Syria’s absence and “the continuation of its vacant seat at the Arab League is no longer acceptable,” the committee said. This was considered by observers as a clear Egyptian call for the return of Bashar al-Assad’s regime to occupy the seat.
The committee also called on the Syrian regime to restore its seat at the Arab League, describing the current situation as totally ‘unacceptable’.
The Arab Affairs Committee stated that the strategic ties and mutual struggle shared by both countries make it necessary to positively intervene in the Syrian case.

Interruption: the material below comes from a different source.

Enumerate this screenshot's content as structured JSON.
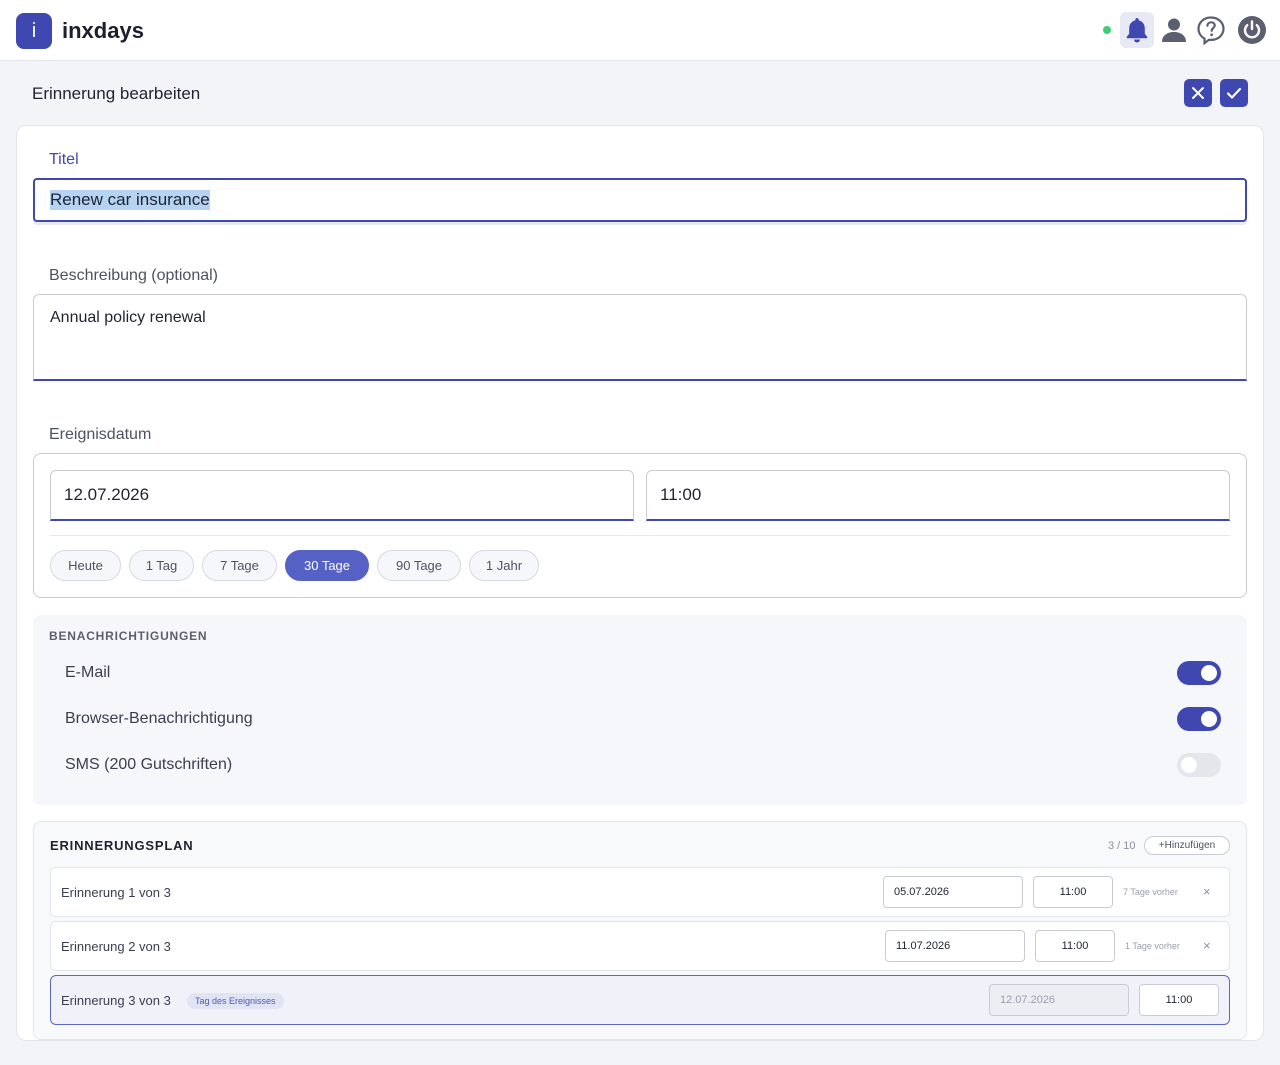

This development came in a statement issued by the Arab Affairs Committee following a meeting held Monday, which was mostly biased towards the Syrian regime, in anticipation of the Arab summit scheduled on March 29.
The committee’s stance is in line with the Egyptian regime’s position, led by the coup leader Abdel Fattah al-Sisi, who does not recognize the Syrian revolution, not caring about the crimes and abuses committed by Al-Assad’s regime to stay in power at the expense of millions of Syrians, who have been killed, detained, and displaced.

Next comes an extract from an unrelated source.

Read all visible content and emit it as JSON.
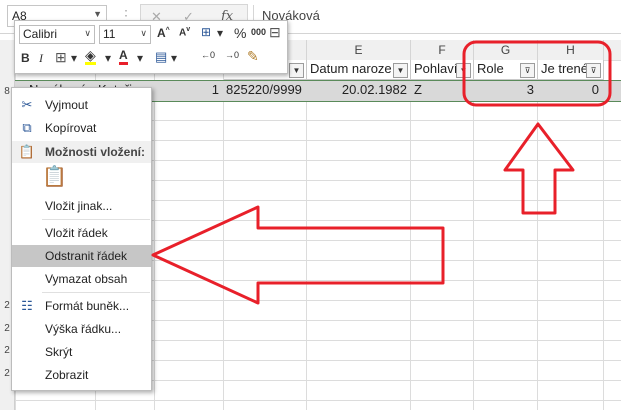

Egypt, Saudi Arabia rift on the Syrian issue
However, the committee’s opinion is not surprising but the fact that the al-Sisi regime is making such a public demand is an indication of how big the rift is between Saudi Arabia and Egypt.
Last October, Egypt voted for a Russian draft U.N. Security Council resolution, calling for a ceasefire in the Syrian city of Aleppo but ignoring devastating bombing of the embattled city of Aleppo, has sparked an online backlash and wide condemnations.
The Saudi envoy to the UN, Abdullah al-Muallami, dubbed Egypt’s stance kowtowing to Russia on a UN resolution on Syria, and called it as “painful.”
“Stances by Senegal and Malaysia were much closer to the agreed Arab decision,” said Muallami, in comparison to the Arab League-member Egypt.
The envoy said it was a “farce” to see a decision vetoed by four members when it received a “strong” backing by 11 members of the Security Council.
“It is a dark day for the Syrian people,” he said. “But Syrians do not know darkness. They will win.”